→ **WORK REQUEST**
Give back a single figure: the number of lines in the entries below that contain "background".

Excerpts from an interface dataset:

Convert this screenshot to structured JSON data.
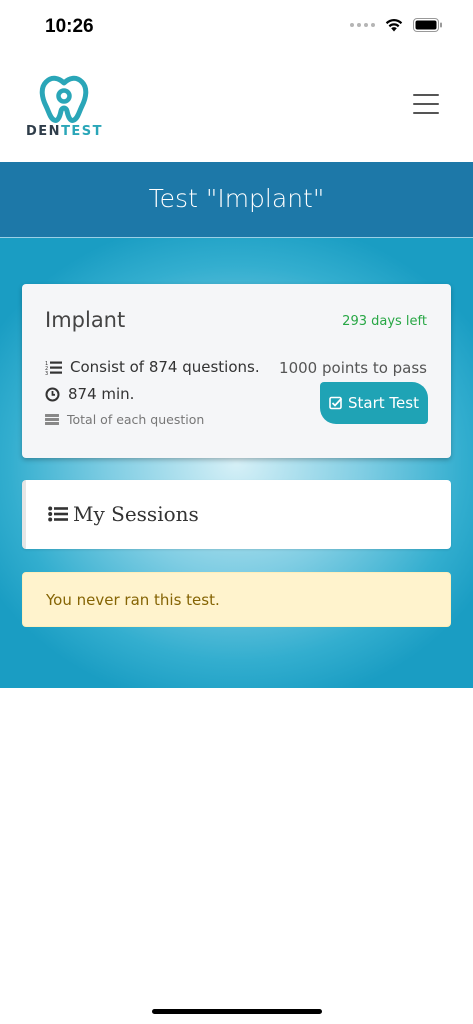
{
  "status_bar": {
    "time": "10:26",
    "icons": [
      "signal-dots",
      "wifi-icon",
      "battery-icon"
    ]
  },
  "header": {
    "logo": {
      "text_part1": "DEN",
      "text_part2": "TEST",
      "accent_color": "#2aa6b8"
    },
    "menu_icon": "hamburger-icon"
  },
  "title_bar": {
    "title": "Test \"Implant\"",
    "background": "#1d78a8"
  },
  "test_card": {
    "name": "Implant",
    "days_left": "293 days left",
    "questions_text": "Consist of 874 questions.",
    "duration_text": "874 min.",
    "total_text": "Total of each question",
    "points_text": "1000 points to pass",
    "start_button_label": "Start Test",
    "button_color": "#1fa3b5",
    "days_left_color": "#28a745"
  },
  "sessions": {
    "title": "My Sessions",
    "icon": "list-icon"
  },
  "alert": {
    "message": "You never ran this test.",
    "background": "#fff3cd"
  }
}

→ **TASK RESULT**
2